=== Section Start ===

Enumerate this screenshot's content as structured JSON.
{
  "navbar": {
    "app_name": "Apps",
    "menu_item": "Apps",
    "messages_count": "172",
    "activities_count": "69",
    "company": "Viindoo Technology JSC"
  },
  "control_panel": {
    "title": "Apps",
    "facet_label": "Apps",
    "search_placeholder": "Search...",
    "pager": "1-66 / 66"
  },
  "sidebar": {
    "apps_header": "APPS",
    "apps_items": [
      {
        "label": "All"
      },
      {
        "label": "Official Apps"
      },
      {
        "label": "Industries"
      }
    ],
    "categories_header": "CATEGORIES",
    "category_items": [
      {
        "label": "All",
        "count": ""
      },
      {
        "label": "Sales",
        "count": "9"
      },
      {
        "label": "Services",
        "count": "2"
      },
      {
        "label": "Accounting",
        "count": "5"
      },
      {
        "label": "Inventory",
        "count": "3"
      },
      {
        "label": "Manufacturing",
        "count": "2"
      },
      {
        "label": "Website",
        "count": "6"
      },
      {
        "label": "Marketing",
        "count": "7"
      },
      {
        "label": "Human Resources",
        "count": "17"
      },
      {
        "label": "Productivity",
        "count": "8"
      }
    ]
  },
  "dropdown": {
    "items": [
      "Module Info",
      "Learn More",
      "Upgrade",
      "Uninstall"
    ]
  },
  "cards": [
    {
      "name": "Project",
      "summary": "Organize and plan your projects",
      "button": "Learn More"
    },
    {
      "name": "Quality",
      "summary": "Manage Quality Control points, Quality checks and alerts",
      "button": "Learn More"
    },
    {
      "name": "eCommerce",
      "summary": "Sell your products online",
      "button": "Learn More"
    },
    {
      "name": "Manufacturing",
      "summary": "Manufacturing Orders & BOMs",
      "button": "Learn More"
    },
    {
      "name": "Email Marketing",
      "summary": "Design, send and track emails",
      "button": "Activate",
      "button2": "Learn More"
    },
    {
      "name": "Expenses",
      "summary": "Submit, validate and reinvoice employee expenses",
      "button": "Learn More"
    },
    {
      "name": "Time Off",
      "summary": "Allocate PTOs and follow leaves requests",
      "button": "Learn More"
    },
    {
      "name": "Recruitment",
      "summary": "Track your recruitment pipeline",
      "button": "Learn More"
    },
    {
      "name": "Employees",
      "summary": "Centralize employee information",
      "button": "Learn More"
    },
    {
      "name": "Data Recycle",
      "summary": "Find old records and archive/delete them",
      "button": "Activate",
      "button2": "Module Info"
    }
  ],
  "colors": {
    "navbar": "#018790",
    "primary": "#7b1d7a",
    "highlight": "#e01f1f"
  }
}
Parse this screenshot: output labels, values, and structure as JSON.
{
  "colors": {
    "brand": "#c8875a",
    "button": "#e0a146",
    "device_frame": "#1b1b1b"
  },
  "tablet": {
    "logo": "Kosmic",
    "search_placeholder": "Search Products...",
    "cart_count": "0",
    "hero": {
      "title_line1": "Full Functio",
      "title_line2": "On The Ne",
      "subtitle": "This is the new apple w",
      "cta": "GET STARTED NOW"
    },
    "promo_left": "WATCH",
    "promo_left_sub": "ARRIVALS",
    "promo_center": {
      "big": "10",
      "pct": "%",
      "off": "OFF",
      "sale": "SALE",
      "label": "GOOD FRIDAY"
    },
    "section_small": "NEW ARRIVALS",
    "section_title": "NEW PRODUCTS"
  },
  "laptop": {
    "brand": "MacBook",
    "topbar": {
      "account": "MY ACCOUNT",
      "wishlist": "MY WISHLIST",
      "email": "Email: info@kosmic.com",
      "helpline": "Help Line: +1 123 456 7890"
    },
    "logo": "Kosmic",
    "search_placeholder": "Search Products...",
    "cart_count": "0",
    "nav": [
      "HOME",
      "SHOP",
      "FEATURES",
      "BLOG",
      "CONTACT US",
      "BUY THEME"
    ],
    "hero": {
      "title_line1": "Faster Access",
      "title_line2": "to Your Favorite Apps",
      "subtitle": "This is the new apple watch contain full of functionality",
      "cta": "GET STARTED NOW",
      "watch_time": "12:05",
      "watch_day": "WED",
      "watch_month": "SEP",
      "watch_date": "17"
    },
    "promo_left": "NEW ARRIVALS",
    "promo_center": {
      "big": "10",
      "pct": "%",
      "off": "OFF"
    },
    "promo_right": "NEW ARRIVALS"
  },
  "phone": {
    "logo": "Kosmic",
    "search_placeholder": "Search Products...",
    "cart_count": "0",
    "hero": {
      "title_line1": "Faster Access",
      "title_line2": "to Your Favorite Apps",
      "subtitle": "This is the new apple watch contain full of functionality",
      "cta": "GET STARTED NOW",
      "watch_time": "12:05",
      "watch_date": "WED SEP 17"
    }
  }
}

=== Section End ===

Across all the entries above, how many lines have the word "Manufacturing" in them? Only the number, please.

3